Rachel Manija Brown has started a campaign called Pull the Football
, which in essence is a grassroots effort to get Congress to take the nuclear football (the ability to launch a pre-emptive nuclear strike on his own recognizance) away from Trump.
I think Gen X in particular (although hardly exclusively) grew up with a sort of fatalism about nuclear war. It was probably going to happen and because we were kids, there was nothing we could do about it. It became reified (thing-ified), turned from a series of decisions made by human beings into something like the monolith from 2001
, unknowable and impervious to anything human beings could do. Many of us were shocked to reach 25, and we've never quite been sure about what to do with the fact that we have survived into adulthood. It would be horribly easy for us to slide back into that same fatalism, to go back to living with one shoulder unconsciously hunched against the monolith just outside our range of vision.
But we aren't
kids any longer and there is
something we can do. There is specific legislation already proposed in both the House (HR 669) and the Senate (S 200) that would take away the "nuclear football" that gives Trump the power 24/7 to launch a nuclear strike without consulting anybody. (It would take him about five minutes.)Nobody should have this power. Nobody.
I think it's a sign of how sick the Cold War made all of us, not only that the President was given this power in the first place, but that it's never been rescinded, even though it's been 30 years since the Berlin Wall came down. The cure is simple, and that's the point of Rachel's Pull the Football campaign.
I don't agree with everything Rachel says--I don't think it's worth trying to persuade congresspeople who aren't YOUR congresspeople to do anything because all the staffers I've seen say anything say that non-constituents will be disregarded--but I am in 100% agreement with her goal and in 100% agreement that, while one person pushing gets nowhere, if we all push together, we can effect change.
So, yes. Please call--and keep calling--your congresspeople. If they are already co-sponsoring either HR 669 or S 200 tell them you support them and ask them to speak out publicly about it. (It is SUPER IMPORTANT to tell your representatives when you support what they're doing. They need that data.) If they aren't co-sponsoring their respective bill, ask them to get in the game. AND KEEP ASKING.
A lot of people have spent a lot of time this year repeatedly calling their representatives about saving the ACA and that is in no small part why Congress has been unable to pass a repeal bill.
The Congressional switchboard is 202-224-3121. The voicemail system is extremely polite and easy to navigate (and has the only robot voice in America that I actually find pleasant to listen to). If you can't face the idea of talking to a real person, believe me I sympathize. You call call at night, in the early morning, on the weekends, and leave a voicemail. VOICEMAIL COUNTS
Use Resistbot. Text resist
to 50409, and it will help you write faxes or letters to your representatives.
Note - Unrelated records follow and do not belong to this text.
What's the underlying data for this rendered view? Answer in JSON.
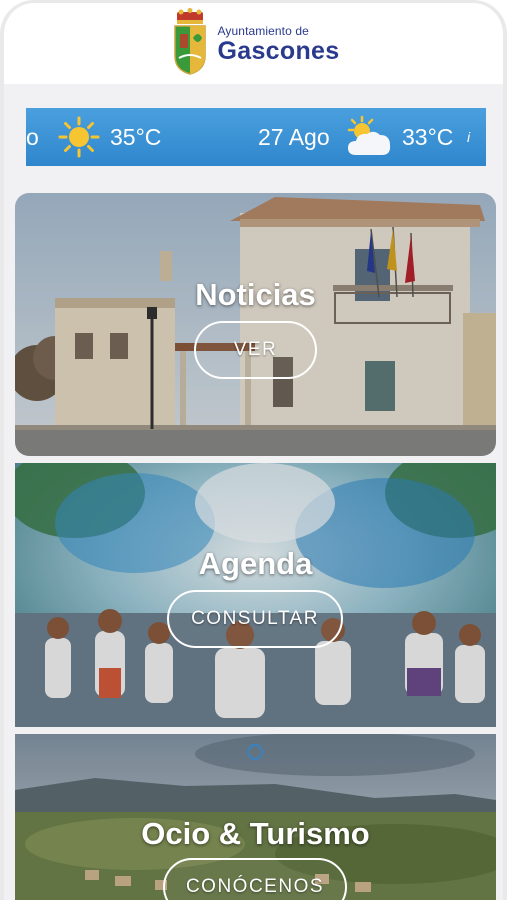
{
  "header": {
    "logo_small": "Ayuntamiento de",
    "logo_big": "Gascones"
  },
  "weather": {
    "partial_text": "o",
    "item1_icon": "sun-icon",
    "item1_temp": "35°C",
    "item2_date": "27 Ago",
    "item2_icon": "partly-cloudy-icon",
    "item2_temp": "33°C",
    "info_glyph": "i"
  },
  "cards": [
    {
      "title": "Noticias",
      "button": "VER"
    },
    {
      "title": "Agenda",
      "button": "CONSULTAR"
    },
    {
      "title": "Ocio & Turismo",
      "button": "CONÓCENOS"
    }
  ],
  "colors": {
    "brand_blue": "#2a3a8c",
    "weather_bar": "#3b93d6",
    "background": "#f1f1f3"
  }
}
Send email. Your representatives will have contact forms on their websites. Even unresponsive representatives like Senator Ron Johnson
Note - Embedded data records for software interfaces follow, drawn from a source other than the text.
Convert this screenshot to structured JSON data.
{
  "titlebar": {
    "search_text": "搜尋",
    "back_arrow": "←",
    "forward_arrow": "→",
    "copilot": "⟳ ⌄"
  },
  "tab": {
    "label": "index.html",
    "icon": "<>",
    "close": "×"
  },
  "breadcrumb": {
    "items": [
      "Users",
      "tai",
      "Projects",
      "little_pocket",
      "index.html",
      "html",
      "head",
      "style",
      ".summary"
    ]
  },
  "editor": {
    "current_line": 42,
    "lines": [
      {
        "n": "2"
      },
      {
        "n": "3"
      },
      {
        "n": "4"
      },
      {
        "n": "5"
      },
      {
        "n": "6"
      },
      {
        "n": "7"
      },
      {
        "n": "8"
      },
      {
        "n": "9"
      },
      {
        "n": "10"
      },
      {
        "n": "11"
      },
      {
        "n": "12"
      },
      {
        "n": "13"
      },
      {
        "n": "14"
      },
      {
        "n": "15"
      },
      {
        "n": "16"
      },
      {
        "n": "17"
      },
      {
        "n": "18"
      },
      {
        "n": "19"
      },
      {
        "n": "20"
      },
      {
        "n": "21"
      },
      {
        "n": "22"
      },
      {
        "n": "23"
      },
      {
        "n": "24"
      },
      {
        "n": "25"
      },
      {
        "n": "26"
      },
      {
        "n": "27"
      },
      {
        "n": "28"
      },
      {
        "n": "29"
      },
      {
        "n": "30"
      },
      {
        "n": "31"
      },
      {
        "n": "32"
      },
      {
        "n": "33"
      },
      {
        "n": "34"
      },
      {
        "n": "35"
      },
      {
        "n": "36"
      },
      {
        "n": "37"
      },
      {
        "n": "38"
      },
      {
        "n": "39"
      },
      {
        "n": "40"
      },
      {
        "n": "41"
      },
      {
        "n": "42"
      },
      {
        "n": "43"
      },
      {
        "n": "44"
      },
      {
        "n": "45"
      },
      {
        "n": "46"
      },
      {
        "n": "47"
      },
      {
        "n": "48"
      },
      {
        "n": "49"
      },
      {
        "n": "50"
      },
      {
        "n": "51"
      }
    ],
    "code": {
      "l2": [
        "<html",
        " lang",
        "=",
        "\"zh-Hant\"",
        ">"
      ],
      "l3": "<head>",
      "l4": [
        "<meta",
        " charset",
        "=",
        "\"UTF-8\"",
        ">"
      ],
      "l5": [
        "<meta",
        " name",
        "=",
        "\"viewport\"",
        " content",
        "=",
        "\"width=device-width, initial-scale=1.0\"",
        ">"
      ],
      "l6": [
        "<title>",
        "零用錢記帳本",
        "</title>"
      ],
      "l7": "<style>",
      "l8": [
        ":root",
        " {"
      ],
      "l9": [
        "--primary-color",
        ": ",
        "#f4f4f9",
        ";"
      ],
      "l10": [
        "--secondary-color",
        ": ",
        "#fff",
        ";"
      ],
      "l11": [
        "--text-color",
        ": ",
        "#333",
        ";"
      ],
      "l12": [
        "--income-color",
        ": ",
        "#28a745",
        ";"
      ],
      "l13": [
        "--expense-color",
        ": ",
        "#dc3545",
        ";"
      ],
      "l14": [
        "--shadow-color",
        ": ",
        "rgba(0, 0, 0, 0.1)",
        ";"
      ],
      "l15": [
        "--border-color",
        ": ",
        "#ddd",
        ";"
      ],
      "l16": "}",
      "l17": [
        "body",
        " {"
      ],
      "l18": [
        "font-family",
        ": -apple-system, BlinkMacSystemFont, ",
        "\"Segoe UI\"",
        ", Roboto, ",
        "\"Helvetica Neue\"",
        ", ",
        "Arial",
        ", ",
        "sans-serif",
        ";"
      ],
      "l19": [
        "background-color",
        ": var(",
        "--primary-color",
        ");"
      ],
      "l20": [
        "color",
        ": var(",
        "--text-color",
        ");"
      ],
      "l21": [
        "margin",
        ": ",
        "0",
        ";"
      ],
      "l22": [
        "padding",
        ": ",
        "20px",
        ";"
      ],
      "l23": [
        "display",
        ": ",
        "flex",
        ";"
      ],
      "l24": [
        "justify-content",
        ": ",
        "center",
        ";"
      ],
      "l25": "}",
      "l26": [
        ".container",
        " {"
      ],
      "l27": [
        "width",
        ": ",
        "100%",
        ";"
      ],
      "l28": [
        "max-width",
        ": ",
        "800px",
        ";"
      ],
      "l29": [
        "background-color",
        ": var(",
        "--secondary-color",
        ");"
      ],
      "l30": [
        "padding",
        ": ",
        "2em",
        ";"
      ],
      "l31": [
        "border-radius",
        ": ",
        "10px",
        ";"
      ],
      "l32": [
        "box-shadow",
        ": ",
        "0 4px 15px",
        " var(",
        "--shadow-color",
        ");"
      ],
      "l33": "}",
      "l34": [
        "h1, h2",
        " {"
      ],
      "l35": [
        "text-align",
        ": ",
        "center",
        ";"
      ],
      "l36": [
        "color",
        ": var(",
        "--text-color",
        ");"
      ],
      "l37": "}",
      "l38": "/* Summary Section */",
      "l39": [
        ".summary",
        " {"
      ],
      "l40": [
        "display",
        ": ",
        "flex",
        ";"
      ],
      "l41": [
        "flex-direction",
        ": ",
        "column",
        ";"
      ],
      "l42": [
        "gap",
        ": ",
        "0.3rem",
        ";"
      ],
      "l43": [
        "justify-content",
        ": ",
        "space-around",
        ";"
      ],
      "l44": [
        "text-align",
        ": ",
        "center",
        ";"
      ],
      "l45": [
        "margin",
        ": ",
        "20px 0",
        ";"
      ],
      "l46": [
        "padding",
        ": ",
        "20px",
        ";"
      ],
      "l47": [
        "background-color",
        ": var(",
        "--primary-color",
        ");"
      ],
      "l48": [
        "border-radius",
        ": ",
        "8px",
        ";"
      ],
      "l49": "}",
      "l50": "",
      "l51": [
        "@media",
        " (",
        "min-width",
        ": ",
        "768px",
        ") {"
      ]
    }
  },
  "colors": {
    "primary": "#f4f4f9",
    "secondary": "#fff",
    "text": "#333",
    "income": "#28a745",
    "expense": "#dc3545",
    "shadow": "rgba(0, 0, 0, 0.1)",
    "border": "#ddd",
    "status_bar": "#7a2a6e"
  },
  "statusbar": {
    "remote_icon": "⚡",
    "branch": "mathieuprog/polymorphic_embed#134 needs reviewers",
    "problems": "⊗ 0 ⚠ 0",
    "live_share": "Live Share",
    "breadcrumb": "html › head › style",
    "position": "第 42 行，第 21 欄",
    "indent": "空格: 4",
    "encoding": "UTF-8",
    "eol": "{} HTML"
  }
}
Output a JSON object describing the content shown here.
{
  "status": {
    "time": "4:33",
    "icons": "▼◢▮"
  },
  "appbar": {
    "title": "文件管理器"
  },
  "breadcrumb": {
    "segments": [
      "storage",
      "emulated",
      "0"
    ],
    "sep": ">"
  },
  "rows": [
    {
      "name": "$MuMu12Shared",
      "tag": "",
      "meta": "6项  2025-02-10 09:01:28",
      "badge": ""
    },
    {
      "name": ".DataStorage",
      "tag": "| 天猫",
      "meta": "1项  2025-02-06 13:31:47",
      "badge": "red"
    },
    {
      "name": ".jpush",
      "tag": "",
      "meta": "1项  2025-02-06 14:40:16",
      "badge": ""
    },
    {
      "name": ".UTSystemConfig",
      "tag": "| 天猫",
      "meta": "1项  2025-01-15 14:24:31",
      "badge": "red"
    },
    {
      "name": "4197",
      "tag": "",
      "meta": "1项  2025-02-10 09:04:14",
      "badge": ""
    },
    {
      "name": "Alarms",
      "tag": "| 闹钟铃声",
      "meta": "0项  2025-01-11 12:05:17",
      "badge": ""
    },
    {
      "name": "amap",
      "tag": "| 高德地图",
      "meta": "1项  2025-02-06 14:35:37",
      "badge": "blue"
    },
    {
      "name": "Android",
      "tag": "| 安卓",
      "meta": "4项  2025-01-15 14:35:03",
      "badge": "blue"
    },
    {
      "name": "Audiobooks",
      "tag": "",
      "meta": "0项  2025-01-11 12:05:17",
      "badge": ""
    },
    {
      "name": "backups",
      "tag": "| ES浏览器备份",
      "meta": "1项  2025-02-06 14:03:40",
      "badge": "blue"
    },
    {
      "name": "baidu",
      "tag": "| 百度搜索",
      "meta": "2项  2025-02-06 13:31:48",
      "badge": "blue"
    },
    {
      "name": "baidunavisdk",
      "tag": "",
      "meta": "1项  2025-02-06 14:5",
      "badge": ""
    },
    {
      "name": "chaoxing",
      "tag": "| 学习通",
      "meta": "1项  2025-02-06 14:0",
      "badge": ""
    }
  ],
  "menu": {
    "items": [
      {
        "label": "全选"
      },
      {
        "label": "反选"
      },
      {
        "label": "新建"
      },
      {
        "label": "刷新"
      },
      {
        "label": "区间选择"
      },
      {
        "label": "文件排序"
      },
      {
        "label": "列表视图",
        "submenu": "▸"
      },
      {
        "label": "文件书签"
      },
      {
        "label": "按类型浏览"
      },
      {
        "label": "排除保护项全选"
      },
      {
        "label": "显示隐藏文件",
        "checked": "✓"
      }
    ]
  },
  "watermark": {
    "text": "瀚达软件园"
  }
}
are marginally more responsive to email. You at least get a form letter telling you all the reasons why the thing you oppose is a good idea.
Send letters to your local paper. Congresspeople have staffers who compile press cuttings, and they are keenly interested in what shows up about them in public fora. Being a politician is largely about PR, so anything you can do that shows up IN PUBLIC
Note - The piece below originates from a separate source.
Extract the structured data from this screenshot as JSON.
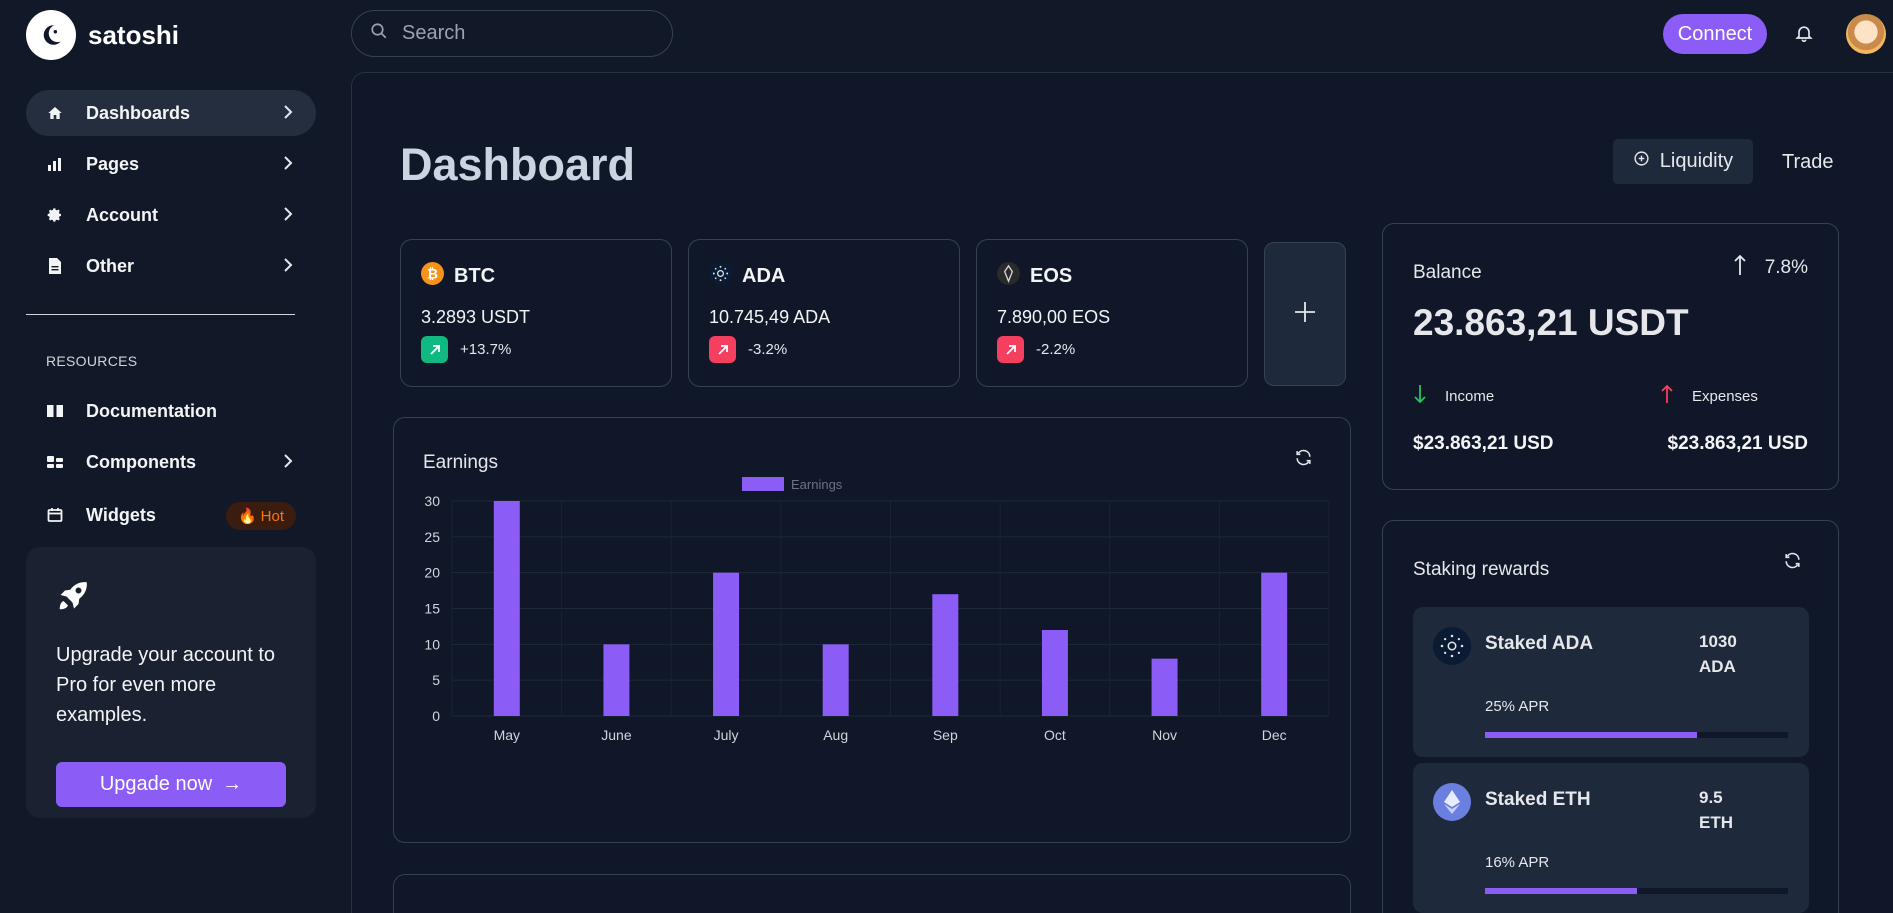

will at least get their attention.
And when you call your reps or send an email, tweet about it or post about it on Facebook or whatever social media platform you favor. Show people that it's easy to make themselves heard. Remind them that their congresspeople are their elected representatives
. It is their job
to listen to their constituents. Even if you've got nothing but Republican apparatchiks, it is still worth telling them what you think and what you want.
My philosophy about representatives like Johnson, who seem to have been expressly created to embody everything I hate, is that even if I can't teach the pig to sing, I can annoy the snot out of him. I won't change his mind, and don't expect to, but I can make him less willing to, for example, vote yes on repealing the ACA. That's what killed it this last time in the Senate; McConnell decided he couldn't be sure of getting the votes he needed. Too many Republican senators were getting too much pushback.
Pull the Football is a little different, since the goal is to gain co-sponsors and yes votes, but the same principle applies. They're going to bend in the direction popular opinion is blowing, and what we want is to escalate popular opinion from a breeze to a gale. (If you like the image of congresspeople falling over like bowling pins, that's okay, too.)
I don't want nuclear war. I don't think anyone wants nuclear war (except maybe Trump). The nuclear football is a sick hangover from the Cold War, and honestly no president needs or should have the ability to pre-emptively (i.e., without provocation) nuke anyone
So by whatever method you favor, please apply pressure to your elected representatives. Pull the football away from Trump.